The preparation he’d clearly invested in our work, close-reading each piece multiple times and heavily marking up the pages with “subliminal coordinates,” “rate of revelation,” “orientation,” and other vital marginalia, was only the beginning. Each of Jim’s workshops was an interactive performance that opened with a poem. William Stafford, Adrienne Rich, Thomas Lux, Carl Dennis, Louise Glück. It didn’t matter that we were all fiction writers; Professor Shepard wanted to impress upon us the primacy of meaning and exacting language. After the day’s poem he paced like a maestro for three hours, scrawling First Principles on the white board, acting out our characters, tearing our stories apart. He pounced on our most egregious gaps of logic, then showed us how to “interrogate the weirdness” of what our subconscious was really trying to say.
Problems that I’d felt but been unable to identify in my novel suddenly became crystal clear. The proportion was all off. The rate of revelation stalled early on. I was taking far too long to crack open the “deeper pits of shame and guilt” that my characters were far too effectively concealing. Like almost everyone in our group, I was letting my main characters off too many hooks, protecting them from the true consequences of their actions.

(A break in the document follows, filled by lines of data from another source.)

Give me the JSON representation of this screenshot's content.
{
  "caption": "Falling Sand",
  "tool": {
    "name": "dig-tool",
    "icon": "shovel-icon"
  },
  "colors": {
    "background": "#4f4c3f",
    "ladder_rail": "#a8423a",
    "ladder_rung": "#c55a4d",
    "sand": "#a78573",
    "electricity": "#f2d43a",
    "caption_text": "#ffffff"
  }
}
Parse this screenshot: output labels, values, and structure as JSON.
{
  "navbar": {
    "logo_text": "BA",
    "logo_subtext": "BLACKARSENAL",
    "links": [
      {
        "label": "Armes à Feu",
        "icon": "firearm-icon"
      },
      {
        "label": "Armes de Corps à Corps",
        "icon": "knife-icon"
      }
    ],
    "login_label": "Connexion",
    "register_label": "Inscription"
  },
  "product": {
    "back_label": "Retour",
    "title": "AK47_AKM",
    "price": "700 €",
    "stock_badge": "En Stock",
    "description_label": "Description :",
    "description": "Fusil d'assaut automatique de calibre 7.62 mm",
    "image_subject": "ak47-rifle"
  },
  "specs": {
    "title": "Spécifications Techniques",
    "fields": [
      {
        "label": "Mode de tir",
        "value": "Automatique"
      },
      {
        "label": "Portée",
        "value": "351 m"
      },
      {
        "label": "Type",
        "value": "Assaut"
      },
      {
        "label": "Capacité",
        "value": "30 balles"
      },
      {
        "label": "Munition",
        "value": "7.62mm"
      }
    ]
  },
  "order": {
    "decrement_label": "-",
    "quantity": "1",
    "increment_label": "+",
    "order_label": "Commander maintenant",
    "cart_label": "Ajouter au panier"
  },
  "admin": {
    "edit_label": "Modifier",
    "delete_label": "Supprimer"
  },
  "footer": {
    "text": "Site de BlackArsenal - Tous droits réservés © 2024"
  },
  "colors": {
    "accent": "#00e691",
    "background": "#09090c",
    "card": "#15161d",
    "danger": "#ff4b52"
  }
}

Jim didn’t offer solutions. This week was about diagnosis rather than prescription. And diagnosis was exactly what I needed, especially since the problems being exposed involved not just mechanics but the soul of the work.
“Every character is selling something,” Jim said more than once. “What’s that sales pitch trying to hide?” This tension between pretense and shame, I realized, is what generates the deepest dramatic heat. It’s the tension most often lacking in my students’ work. It’s the tension that’s slowest to develop in my own. And yet it’s inescapable in life. How else to explain the internal wall that I’d erected between being a teacher and being a student?
I left Positano with a new lease on my writing, a wealth of new insights to share with my students, and a profound sense of gratitude. As Socrates said, “Education is the kindling of a flame, not the filling of a vessel.” Perhaps the most valuable lesson I brought home is that there’s no end to the need for new kindling, no matter who you are.
Photo of Sirenland by Claudia Mozillo